Exercise input START
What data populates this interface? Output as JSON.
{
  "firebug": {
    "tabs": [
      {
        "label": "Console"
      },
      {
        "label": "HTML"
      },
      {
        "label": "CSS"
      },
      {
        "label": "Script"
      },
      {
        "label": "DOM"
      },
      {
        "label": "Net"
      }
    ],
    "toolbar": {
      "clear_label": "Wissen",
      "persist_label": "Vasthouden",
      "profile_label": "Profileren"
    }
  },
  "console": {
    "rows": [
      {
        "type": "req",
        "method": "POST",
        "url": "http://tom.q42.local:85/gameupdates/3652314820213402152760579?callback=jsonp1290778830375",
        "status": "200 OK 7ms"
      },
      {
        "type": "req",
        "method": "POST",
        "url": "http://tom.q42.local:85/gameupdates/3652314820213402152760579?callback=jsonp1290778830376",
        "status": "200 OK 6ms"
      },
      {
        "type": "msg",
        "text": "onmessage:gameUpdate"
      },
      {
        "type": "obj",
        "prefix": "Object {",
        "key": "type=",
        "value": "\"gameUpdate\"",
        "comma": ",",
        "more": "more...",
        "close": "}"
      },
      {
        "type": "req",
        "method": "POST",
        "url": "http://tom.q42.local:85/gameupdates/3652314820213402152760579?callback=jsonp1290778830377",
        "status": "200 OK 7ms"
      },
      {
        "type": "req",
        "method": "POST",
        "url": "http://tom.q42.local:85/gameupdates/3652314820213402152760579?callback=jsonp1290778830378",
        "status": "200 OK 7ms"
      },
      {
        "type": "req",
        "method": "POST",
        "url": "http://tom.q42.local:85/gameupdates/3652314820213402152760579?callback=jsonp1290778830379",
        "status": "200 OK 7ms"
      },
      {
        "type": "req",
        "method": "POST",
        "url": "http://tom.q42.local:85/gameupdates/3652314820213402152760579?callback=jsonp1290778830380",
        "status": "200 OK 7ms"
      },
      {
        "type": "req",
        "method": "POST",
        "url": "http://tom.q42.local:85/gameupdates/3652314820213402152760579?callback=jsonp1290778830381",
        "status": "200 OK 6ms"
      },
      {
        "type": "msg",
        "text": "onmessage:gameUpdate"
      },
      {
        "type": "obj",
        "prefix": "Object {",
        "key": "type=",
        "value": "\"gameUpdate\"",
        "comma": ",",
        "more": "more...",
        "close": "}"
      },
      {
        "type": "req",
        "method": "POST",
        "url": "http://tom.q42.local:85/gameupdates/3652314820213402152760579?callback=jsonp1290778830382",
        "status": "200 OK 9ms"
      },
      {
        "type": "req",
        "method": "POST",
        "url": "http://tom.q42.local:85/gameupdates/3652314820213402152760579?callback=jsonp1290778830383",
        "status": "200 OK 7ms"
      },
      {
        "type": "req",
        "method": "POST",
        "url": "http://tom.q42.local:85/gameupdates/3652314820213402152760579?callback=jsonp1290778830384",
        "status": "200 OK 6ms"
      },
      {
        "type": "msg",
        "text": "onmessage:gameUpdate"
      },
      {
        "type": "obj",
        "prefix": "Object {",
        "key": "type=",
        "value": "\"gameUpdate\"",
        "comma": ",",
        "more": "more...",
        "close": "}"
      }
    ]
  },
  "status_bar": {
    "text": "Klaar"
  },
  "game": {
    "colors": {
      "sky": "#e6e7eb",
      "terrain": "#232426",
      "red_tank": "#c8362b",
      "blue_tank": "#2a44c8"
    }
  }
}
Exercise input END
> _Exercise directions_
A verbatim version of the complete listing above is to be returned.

> _Answer section_
What data populates this interface? Output as JSON.
{
  "firebug": {
    "tabs": [
      {
        "label": "Console"
      },
      {
        "label": "HTML"
      },
      {
        "label": "CSS"
      },
      {
        "label": "Script"
      },
      {
        "label": "DOM"
      },
      {
        "label": "Net"
      }
    ],
    "toolbar": {
      "clear_label": "Wissen",
      "persist_label": "Vasthouden",
      "profile_label": "Profileren"
    }
  },
  "console": {
    "rows": [
      {
        "type": "req",
        "method": "POST",
        "url": "http://tom.q42.local:85/gameupdates/3652314820213402152760579?callback=jsonp1290778830375",
        "status": "200 OK 7ms"
      },
      {
        "type": "req",
        "method": "POST",
        "url": "http://tom.q42.local:85/gameupdates/3652314820213402152760579?callback=jsonp1290778830376",
        "status": "200 OK 6ms"
      },
      {
        "type": "msg",
        "text": "onmessage:gameUpdate"
      },
      {
        "type": "obj",
        "prefix": "Object {",
        "key": "type=",
        "value": "\"gameUpdate\"",
        "comma": ",",
        "more": "more...",
        "close": "}"
      },
      {
        "type": "req",
        "method": "POST",
        "url": "http://tom.q42.local:85/gameupdates/3652314820213402152760579?callback=jsonp1290778830377",
        "status": "200 OK 7ms"
      },
      {
        "type": "req",
        "method": "POST",
        "url": "http://tom.q42.local:85/gameupdates/3652314820213402152760579?callback=jsonp1290778830378",
        "status": "200 OK 7ms"
      },
      {
        "type": "req",
        "method": "POST",
        "url": "http://tom.q42.local:85/gameupdates/3652314820213402152760579?callback=jsonp1290778830379",
        "status": "200 OK 7ms"
      },
      {
        "type": "req",
        "method": "POST",
        "url": "http://tom.q42.local:85/gameupdates/3652314820213402152760579?callback=jsonp1290778830380",
        "status": "200 OK 7ms"
      },
      {
        "type": "req",
        "method": "POST",
        "url": "http://tom.q42.local:85/gameupdates/3652314820213402152760579?callback=jsonp1290778830381",
        "status": "200 OK 6ms"
      },
      {
        "type": "msg",
        "text": "onmessage:gameUpdate"
      },
      {
        "type": "obj",
        "prefix": "Object {",
        "key": "type=",
        "value": "\"gameUpdate\"",
        "comma": ",",
        "more": "more...",
        "close": "}"
      },
      {
        "type": "req",
        "method": "POST",
        "url": "http://tom.q42.local:85/gameupdates/3652314820213402152760579?callback=jsonp1290778830382",
        "status": "200 OK 9ms"
      },
      {
        "type": "req",
        "method": "POST",
        "url": "http://tom.q42.local:85/gameupdates/3652314820213402152760579?callback=jsonp1290778830383",
        "status": "200 OK 7ms"
      },
      {
        "type": "req",
        "method": "POST",
        "url": "http://tom.q42.local:85/gameupdates/3652314820213402152760579?callback=jsonp1290778830384",
        "status": "200 OK 6ms"
      },
      {
        "type": "msg",
        "text": "onmessage:gameUpdate"
      },
      {
        "type": "obj",
        "prefix": "Object {",
        "key": "type=",
        "value": "\"gameUpdate\"",
        "comma": ",",
        "more": "more...",
        "close": "}"
      }
    ]
  },
  "status_bar": {
    "text": "Klaar"
  },
  "game": {
    "colors": {
      "sky": "#e6e7eb",
      "terrain": "#232426",
      "red_tank": "#c8362b",
      "blue_tank": "#2a44c8"
    }
  }
}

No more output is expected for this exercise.